My pride got in the way and I waited too long. In fact, if you want to talk, I am available at firstname.lastname@example.org. I promise confidentiality and lay no claim to being a professional counsellor, but I will do my best to give support and listen. I want you to know that you are not being intrusive if you email me to talk. I have friends who are dealing with PTSD and it is therapeutic to share with others who ‘get it’.
I’ll spare you the gruesome details of how I came to this point, that’s not what this blog is about. I’m currently off on disability for my condition and receiving professional help. I will say one fact that came as a surprise to me. In spite of all the violence, death, and life-threatening situations that I have endured, the biggest contributor was the feeling of betrayal at the hands of those who were supposed to protect me and my coworkers. They were negligent. There is a geographical and bureaucratic detachment, combined with ignorance of the realities of our job. In addition, there is also, what seems to me, an apparent lack of concern because we are deemed unimportant. I will stop there, because I become angry just thinking about it.
PTSD can be caused by a single traumatic event, or, in my case, cumulative events. It is not just an issue for first responders, anyone can be afflicted.
No one has the right to tell you to, “Suck it up, it’s all in your head.”
That’s complete bulls**t!
I’ve lost six coworkers to suicide over the years and there are more that I did not know personally. I have also seen too many drink themselves to death, all to numb the pain. If that is what “sucking it” up means, count me out!
If you need immediate help because of suicidal thoughts, please contact a help line or the police. You can get better, there is hope and help in the darkness.
Here is a poem I wrote sometime ago that sheds a bit of light on what living with this issue can feel like. I composed this at my worst. I am glad to say that I no longer feel this way most of the time.

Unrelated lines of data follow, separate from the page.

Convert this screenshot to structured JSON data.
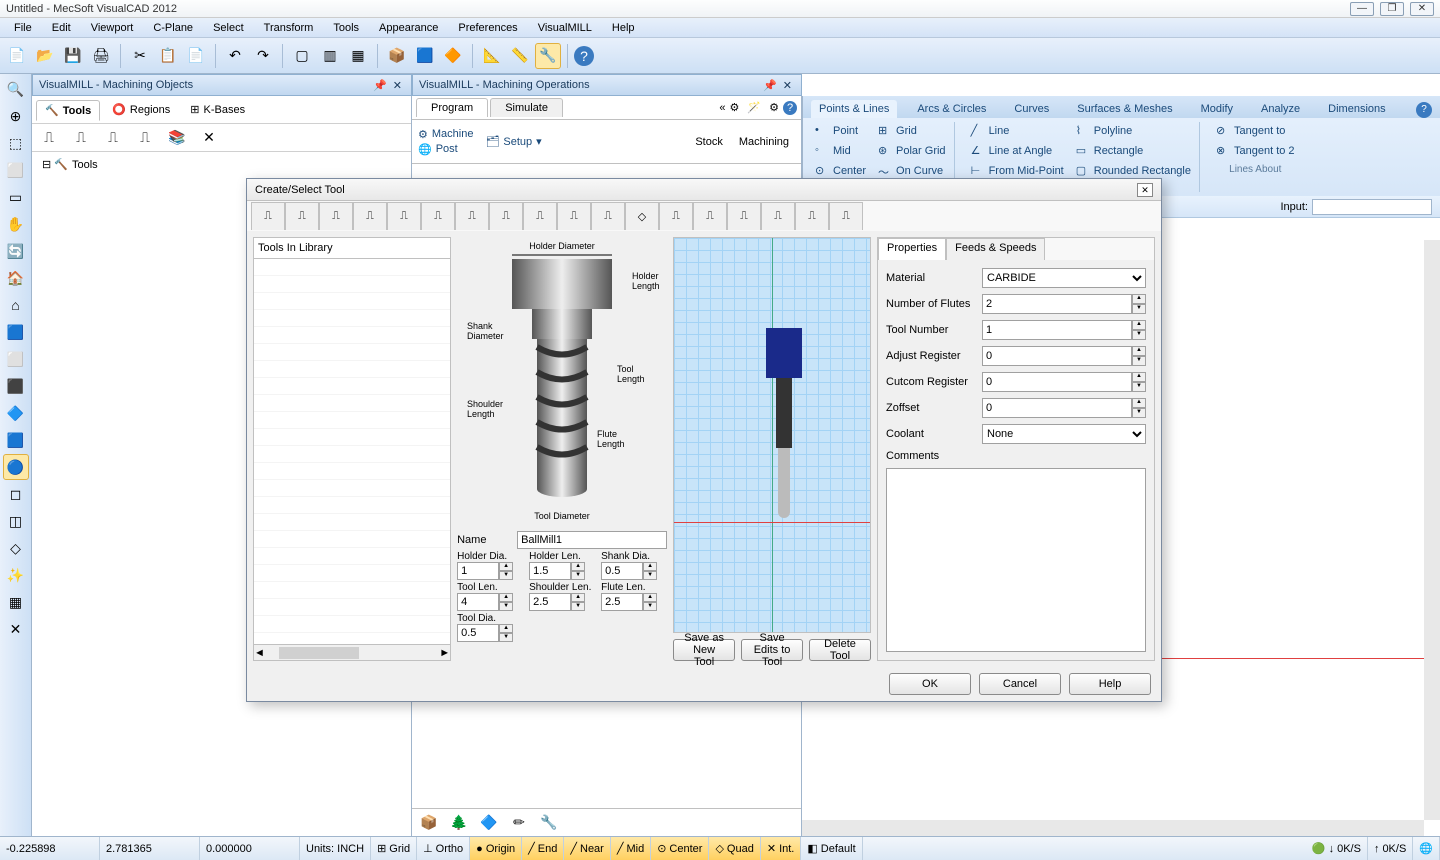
{
  "title": "Untitled - MecSoft VisualCAD 2012",
  "menu": [
    "File",
    "Edit",
    "Viewport",
    "C-Plane",
    "Select",
    "Transform",
    "Tools",
    "Appearance",
    "Preferences",
    "VisualMILL",
    "Help"
  ],
  "panels": {
    "mo_title": "VisualMILL - Machining Objects",
    "ops_title": "VisualMILL - Machining Operations",
    "mo_tabs": {
      "tools": "Tools",
      "regions": "Regions",
      "kbases": "K-Bases"
    },
    "ops_tabs": {
      "program": "Program",
      "simulate": "Simulate"
    },
    "ops_buttons": {
      "machine": "Machine",
      "setup": "Setup",
      "post": "Post",
      "stock": "Stock",
      "machining": "Machining"
    },
    "tree_root": "Tools"
  },
  "ribbon": {
    "tabs": [
      "Points & Lines",
      "Arcs & Circles",
      "Curves",
      "Surfaces & Meshes",
      "Modify",
      "Analyze",
      "Dimensions"
    ],
    "col1": [
      "Point",
      "Mid",
      "Center"
    ],
    "col2": [
      "Grid",
      "Polar Grid",
      "On Curve"
    ],
    "col3": [
      "Line",
      "Line at Angle",
      "From Mid-Point"
    ],
    "col4": [
      "Polyline",
      "Rectangle",
      "Rounded Rectangle"
    ],
    "col5": [
      "Tangent to",
      "Tangent to 2"
    ],
    "group_label": "Lines About",
    "input_label": "Input:"
  },
  "dialog": {
    "title": "Create/Select Tool",
    "lib_header": "Tools In Library",
    "diagram_labels": {
      "holder_dia": "Holder Diameter",
      "holder_len": "Holder\nLength",
      "shank_dia": "Shank\nDiameter",
      "tool_len": "Tool\nLength",
      "shoulder_len": "Shoulder\nLength",
      "flute_len": "Flute\nLength",
      "tool_dia": "Tool Diameter"
    },
    "name_label": "Name",
    "name_value": "BallMill1",
    "fields": {
      "holder_dia": {
        "label": "Holder Dia.",
        "value": "1"
      },
      "holder_len": {
        "label": "Holder Len.",
        "value": "1.5"
      },
      "shank_dia": {
        "label": "Shank Dia.",
        "value": "0.5"
      },
      "tool_len": {
        "label": "Tool Len.",
        "value": "4"
      },
      "shoulder_len": {
        "label": "Shoulder Len.",
        "value": "2.5"
      },
      "flute_len": {
        "label": "Flute Len.",
        "value": "2.5"
      },
      "tool_dia": {
        "label": "Tool Dia.",
        "value": "0.5"
      }
    },
    "props_tabs": {
      "properties": "Properties",
      "feeds": "Feeds & Speeds"
    },
    "props": {
      "material_label": "Material",
      "material_value": "CARBIDE",
      "flutes_label": "Number of Flutes",
      "flutes_value": "2",
      "toolnum_label": "Tool Number",
      "toolnum_value": "1",
      "adjreg_label": "Adjust Register",
      "adjreg_value": "0",
      "cutcom_label": "Cutcom Register",
      "cutcom_value": "0",
      "zoff_label": "Zoffset",
      "zoff_value": "0",
      "coolant_label": "Coolant",
      "coolant_value": "None",
      "comments_label": "Comments"
    },
    "buttons": {
      "save_new": "Save as New Tool",
      "save_edits": "Save Edits to Tool",
      "delete": "Delete Tool",
      "ok": "OK",
      "cancel": "Cancel",
      "help": "Help"
    }
  },
  "status": {
    "x": "-0.225898",
    "y": "2.781365",
    "z": "0.000000",
    "units": "Units: INCH",
    "snaps": [
      "Grid",
      "Ortho",
      "Origin",
      "End",
      "Near",
      "Mid",
      "Center",
      "Quad",
      "Int."
    ],
    "default": "Default",
    "rate1": "0K/S",
    "rate2": "0K/S"
  }
}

What Haunts Me.
Morning light through window shines, but I wish for darkness to remain,
For with the light, come the demands of life, far too much
“Take your meds!” they preach. “They will help to reduce the pain.”
I swallow them down to banish the ghosts, yet never escape their clutch
What happened to the man I used to be? Full of life and no dark stain,
He’s but gone, a phantom from another time, never to return again.
We are all different, and I know we have different values, beliefs and situations, but here are a few things that have helped me on the road to recovery.
My belief in God.
My wonderful and supportive friends and family.
Prescribed and monitored medication.
Leaving the situation (work).
An attitude of gratitude, yes, concentrating and giving thanks for the blessings in my life.
Regular physical exercise.
Volunteering as much as I can in these strange days of COVID.
Good nutrition and sleep (not always easy but it will come with time).
Being outdoors, especially enjoying nature.
Avoiding the news and social media, at times.
Your thoughts control your emotions, so I’ve been taught to practice a technique called CATCH, CHECK, CHANGE: If you have a bad thought capture it, check the rationale behind it, change it to something positive. This one takes some work.
This list is not exhaustive, and you will discover your own path to healing.
Just one more thing before I close. I want you to know, especially the wonderful friends I’ve made at Rave Reviews Book Club , that if I don’t respond to comments in a proper time frame, participate in supportive activities, blog, or retweet, I’m probably having a rough day and cannot focus. It’s nothing personal. It’s taking me forever to write my second book because of this.
I’m on the mend and fighting back, and someday I’ll finish that book. 🙂
Please take care of yourselves and your loved ones. You deserve a great life and there is always hope.